The CAPM claims that only systematic risk matters (i.e. covariation with the market) to determine an asset's expected return. So the fact that low volatility stocks have returns that are not explainable by market beta is an empirical contradiction of the CAPM to start with. The CAPM is too rigid and performs poorly in explaining the cross section of equity returns. Other examples include value, size, momentum, profitability, asset growth, illiquidity, higher moments, seasonal patterns, low beta, payout, lotteriness ... It is an endless list. Lately since Fama and French (1992) we know that the CAPM is dead.

Because of the above findings, Fama and French (1993) proposed a new factor model, adding value and size as additional risk sources which proxy the impact of (unknown) state variables on expected returns. Thus, the CAPM's empirical failure is the only reason why the FF3 model exists.

The Fama and French three-factor model performs much better than the CAPM (market model) but is not perfect either. An important problem is momentum (which lead to the FFC model from Carhart (1997)). Fama and French (2015) and Hou et al. (2015) propose five- and four-factor models including some sort of profitability and investment as additional risk factors.

Thus, it is absolutely okay to add further factors to the CAPM and the FF3 model. Fama and French did it themselves. It simply means that you believe that the space of risk drivers is not just one- or three- dimensional but includes further risk sources.
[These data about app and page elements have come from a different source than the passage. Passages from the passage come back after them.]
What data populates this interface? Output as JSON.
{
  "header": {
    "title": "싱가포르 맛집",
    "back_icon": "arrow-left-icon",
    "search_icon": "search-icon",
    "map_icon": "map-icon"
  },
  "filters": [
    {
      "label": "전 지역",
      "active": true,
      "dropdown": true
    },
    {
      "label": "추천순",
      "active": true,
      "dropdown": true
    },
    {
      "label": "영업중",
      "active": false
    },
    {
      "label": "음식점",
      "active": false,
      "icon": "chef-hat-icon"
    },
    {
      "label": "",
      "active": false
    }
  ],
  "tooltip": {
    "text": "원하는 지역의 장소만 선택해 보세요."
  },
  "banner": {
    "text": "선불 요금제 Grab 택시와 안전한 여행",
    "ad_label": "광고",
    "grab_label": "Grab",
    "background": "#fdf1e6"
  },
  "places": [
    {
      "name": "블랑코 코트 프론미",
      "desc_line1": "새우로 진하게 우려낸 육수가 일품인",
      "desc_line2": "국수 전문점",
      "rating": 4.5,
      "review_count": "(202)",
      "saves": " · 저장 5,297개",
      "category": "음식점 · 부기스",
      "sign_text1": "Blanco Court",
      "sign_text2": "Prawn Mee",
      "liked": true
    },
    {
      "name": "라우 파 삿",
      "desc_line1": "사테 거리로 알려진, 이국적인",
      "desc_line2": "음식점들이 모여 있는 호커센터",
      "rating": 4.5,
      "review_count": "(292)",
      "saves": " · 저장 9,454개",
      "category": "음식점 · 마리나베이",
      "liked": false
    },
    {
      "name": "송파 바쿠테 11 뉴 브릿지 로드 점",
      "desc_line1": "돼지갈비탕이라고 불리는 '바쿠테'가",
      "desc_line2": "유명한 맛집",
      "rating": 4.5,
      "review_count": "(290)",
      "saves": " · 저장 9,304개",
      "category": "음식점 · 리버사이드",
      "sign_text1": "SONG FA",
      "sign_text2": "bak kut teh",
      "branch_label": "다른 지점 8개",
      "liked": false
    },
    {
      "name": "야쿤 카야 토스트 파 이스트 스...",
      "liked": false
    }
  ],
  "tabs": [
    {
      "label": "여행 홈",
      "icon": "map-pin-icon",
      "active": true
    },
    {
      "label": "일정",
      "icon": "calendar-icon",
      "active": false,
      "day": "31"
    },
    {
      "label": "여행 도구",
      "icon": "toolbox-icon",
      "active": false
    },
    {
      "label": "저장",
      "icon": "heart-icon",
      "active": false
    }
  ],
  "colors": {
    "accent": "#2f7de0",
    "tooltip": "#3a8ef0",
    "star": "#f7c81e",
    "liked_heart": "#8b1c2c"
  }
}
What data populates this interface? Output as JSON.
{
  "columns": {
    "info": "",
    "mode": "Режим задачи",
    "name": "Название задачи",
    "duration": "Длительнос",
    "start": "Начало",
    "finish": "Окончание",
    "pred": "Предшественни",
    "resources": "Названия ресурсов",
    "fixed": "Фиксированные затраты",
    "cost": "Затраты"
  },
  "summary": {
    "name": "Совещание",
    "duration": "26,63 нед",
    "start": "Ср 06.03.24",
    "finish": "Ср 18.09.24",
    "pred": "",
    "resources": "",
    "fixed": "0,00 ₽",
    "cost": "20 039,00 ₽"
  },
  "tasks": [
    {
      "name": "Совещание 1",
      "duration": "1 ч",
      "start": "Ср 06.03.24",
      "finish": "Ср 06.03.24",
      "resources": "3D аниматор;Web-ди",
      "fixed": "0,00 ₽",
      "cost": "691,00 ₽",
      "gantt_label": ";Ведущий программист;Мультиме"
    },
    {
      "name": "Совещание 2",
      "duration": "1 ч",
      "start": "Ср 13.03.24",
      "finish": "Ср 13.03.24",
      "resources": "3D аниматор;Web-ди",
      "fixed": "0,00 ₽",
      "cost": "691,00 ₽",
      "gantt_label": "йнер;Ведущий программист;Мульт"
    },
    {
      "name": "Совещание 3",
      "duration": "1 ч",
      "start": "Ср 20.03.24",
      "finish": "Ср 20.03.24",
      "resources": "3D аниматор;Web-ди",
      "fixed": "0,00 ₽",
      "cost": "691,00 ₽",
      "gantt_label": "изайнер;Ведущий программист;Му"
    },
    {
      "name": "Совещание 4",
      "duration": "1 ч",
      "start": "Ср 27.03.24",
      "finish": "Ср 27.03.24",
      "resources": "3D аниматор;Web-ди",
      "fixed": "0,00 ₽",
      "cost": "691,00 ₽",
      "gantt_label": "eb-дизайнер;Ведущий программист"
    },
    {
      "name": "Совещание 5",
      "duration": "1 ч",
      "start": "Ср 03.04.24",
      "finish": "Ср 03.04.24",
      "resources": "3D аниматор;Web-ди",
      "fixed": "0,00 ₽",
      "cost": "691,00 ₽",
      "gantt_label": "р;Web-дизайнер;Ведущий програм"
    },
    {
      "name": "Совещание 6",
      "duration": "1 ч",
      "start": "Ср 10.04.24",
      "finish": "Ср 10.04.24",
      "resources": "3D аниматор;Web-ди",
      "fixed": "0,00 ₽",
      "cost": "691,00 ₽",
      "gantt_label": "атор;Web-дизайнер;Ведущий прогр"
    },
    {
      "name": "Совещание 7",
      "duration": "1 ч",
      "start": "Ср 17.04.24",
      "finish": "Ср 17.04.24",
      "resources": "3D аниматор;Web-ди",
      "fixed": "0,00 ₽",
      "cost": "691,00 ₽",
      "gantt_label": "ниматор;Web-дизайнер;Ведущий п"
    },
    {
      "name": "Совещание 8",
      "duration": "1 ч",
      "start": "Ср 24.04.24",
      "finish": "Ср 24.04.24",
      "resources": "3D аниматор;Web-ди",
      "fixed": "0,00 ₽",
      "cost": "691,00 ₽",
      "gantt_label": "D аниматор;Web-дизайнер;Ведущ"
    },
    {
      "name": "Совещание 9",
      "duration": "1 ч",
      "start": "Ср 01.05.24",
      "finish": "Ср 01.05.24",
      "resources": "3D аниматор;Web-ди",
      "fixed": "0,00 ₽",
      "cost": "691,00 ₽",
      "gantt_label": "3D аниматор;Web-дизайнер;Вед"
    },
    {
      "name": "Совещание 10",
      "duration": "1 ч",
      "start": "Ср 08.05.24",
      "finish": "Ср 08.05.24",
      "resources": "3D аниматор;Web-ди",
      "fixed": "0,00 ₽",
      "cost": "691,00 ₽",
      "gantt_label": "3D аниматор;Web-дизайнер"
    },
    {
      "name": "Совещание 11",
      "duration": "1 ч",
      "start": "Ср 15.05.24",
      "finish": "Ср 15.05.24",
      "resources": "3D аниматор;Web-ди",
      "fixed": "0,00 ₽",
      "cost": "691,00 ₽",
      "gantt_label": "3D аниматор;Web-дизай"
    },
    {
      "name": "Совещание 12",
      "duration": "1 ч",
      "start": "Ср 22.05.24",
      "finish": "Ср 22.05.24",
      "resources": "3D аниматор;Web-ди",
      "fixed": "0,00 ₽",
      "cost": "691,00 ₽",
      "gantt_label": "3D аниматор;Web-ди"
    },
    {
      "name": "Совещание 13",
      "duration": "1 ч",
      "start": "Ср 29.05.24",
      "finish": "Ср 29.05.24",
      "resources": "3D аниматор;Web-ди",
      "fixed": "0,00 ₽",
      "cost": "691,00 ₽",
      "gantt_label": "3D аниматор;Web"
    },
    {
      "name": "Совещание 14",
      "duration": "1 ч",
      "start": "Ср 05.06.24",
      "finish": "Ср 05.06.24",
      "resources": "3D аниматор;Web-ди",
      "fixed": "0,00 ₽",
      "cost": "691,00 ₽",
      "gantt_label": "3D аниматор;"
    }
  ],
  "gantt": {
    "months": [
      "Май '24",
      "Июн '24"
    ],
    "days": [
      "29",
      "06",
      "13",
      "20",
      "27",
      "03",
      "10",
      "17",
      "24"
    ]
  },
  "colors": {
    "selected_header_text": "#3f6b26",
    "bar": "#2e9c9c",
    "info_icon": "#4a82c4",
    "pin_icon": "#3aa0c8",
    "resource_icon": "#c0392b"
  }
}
The only question is whether it is sensible to include further factors. You could also include a factor based on the first name of the CEO etc. That factor would probably be useless. So you should have a good reason to add further factors.

The above may sound harsh, the CAPM is a huge milestone and breakthrough in finance and economics. It was rightfully awarded with the Nobel Prize. It's just not quite perfect.

| improve this answer | |
$\endgroup$
  • $\begingroup$ Isn't individual volatility itself a idiosyncratic risk and thus theoretically it is diversified away so there should be no compensation for it? $\endgroup$ – confused Jul 22 at 4:46
  • 1
    $\begingroup$ @confused (total) volatility is the sum of systematic risk and diversifiable idiosyncratic risk. The volatility of portfolios is almost exclusively systematic. A stock could have very high volatility and have either a high idiosyncratic component or a high high systematic component. $\endgroup$ – Kevin Jul 22 at 5:56
  • $\begingroup$ I should have said, the risk of reasonably diversified portfolio is almost exclusively systematic $\endgroup$ – Kevin Jul 22 at 13:19
  • $\begingroup$ If the low-vol factor has a strong negative correlation with the market factor (-0.78) , isn't there an issue with orthogonality? $\endgroup$ – Circus_beta Jul 27 at 22:14
  • $\begingroup$ Please see this question $\endgroup$ – Kevin Jul 27 at 22:22

Your Answer

By clicking “Post Your Answer”, you agree to our terms of service, privacy policy and cookie policy

Not the answer you're looking for? Browse other questions tagged or ask your own question.